DIRECTIONS FOR THIS TASK: From the records below, please return each line that holds the word "toolbar".
** Opening RECORDS FOR THIS EXERCISE block **
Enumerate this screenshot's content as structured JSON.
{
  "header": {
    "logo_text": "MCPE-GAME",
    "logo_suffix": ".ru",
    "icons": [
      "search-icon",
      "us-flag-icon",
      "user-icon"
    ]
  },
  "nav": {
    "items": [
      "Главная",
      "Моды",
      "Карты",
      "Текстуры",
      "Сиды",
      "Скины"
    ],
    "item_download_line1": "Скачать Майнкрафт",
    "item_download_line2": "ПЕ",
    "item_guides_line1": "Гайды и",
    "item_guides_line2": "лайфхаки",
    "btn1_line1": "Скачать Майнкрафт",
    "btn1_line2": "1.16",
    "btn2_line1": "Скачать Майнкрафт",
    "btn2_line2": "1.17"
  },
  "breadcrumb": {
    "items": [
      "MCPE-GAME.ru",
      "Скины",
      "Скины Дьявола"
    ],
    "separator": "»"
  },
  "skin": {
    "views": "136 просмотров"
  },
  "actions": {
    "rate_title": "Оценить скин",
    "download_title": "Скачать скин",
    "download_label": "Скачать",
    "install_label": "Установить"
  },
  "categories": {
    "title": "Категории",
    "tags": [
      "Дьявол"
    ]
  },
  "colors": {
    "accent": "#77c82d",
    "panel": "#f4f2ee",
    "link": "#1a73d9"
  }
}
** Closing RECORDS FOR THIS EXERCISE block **
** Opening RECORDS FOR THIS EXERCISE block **
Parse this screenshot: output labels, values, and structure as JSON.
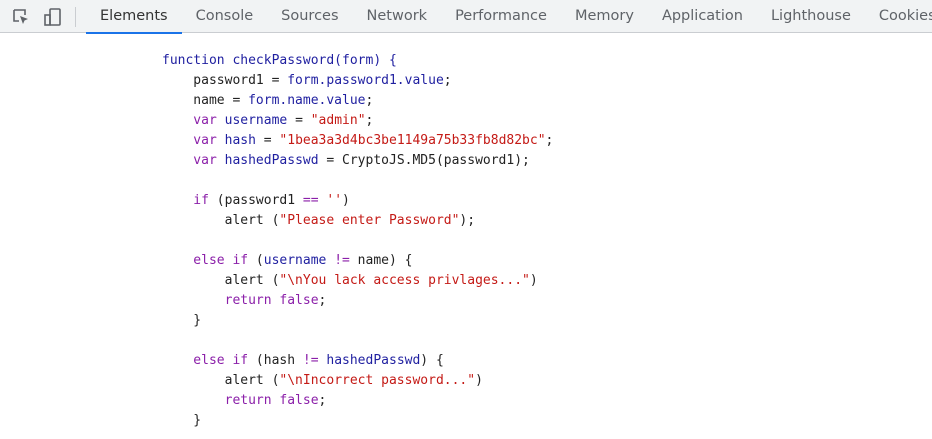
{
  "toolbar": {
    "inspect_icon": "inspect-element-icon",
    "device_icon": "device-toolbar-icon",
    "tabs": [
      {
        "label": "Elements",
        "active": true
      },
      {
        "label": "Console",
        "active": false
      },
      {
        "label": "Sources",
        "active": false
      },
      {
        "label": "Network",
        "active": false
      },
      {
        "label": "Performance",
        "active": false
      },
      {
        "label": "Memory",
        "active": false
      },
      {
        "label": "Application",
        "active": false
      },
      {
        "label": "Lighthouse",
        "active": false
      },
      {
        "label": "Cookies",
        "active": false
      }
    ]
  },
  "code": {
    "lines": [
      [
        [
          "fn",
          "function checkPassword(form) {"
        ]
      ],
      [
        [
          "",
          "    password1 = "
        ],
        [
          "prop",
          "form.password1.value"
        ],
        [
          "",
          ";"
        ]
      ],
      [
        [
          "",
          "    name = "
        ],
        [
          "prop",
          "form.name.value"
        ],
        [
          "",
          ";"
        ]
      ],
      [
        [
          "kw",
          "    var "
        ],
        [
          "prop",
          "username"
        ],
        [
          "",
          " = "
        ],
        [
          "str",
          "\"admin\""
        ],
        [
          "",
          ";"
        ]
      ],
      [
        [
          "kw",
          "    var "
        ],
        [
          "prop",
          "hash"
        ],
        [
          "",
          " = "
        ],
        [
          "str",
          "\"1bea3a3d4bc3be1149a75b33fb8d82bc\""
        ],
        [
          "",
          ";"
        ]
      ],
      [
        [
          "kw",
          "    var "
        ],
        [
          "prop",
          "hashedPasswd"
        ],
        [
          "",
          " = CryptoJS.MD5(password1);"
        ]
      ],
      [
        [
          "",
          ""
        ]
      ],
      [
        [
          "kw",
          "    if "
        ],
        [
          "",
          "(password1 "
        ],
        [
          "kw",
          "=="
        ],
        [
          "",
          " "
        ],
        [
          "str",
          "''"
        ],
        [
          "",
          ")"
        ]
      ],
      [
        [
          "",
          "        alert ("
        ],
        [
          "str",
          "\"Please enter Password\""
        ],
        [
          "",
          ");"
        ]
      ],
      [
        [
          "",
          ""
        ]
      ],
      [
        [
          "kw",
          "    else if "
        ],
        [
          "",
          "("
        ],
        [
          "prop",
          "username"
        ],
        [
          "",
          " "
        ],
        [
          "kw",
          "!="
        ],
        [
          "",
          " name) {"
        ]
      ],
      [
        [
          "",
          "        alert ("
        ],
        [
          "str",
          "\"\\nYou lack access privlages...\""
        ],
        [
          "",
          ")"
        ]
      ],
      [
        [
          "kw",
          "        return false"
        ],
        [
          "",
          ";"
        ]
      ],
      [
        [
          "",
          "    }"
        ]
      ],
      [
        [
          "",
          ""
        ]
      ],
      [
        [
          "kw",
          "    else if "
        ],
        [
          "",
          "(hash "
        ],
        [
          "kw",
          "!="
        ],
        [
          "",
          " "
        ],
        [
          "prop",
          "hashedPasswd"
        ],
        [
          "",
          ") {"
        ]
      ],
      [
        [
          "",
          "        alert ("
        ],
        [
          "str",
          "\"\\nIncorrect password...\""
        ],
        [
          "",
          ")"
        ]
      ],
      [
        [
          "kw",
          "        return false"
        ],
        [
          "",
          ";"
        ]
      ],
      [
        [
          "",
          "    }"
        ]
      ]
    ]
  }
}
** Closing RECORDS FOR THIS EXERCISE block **
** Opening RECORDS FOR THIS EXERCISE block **
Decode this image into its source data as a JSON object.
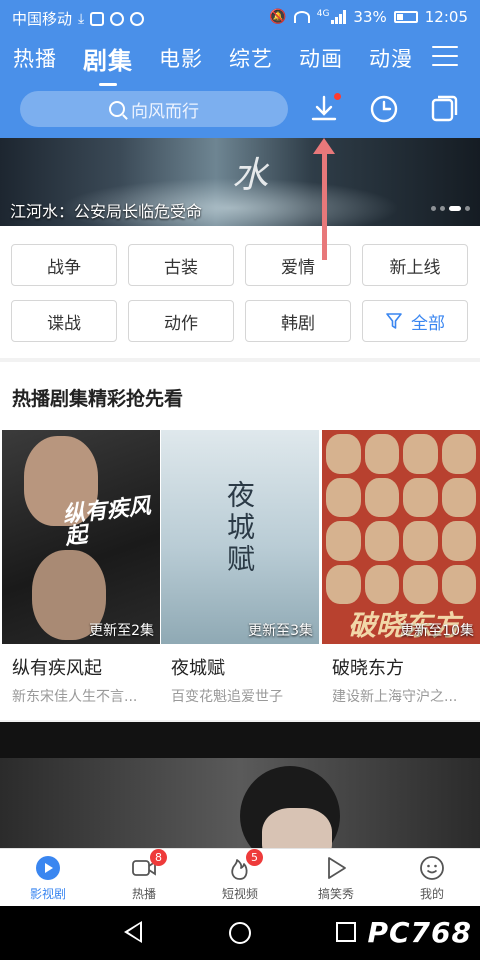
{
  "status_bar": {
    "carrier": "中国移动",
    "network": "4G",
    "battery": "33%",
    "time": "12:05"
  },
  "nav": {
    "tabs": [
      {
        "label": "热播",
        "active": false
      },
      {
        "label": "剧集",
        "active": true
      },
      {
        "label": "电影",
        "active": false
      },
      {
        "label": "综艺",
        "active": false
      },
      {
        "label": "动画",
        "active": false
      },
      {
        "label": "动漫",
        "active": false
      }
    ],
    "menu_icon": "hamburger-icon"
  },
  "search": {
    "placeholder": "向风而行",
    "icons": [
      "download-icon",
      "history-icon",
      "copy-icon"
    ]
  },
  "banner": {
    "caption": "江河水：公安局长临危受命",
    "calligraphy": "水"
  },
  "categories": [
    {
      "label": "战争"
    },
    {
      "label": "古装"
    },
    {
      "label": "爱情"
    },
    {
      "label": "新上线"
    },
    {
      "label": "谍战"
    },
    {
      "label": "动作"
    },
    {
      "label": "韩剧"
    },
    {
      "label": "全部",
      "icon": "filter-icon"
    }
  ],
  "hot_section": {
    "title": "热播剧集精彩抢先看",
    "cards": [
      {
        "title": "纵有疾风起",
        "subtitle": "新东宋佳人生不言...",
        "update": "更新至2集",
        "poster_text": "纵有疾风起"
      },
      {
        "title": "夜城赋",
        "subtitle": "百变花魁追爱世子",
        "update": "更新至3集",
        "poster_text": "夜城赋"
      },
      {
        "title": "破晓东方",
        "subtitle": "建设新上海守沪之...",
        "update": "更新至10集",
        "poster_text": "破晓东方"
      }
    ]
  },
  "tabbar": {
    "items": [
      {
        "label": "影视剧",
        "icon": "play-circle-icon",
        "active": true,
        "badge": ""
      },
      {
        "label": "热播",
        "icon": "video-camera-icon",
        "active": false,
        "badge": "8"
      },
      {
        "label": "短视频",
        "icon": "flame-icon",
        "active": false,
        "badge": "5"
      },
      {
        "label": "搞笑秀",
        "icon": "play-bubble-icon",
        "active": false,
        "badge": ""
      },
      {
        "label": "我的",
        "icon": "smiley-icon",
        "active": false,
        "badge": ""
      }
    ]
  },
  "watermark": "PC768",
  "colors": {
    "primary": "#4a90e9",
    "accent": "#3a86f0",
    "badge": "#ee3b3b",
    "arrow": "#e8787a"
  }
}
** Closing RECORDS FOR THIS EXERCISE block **
PROBLEM SOLUTION:
  "toolbar": {
    "device_icon": "device-toolbar-icon",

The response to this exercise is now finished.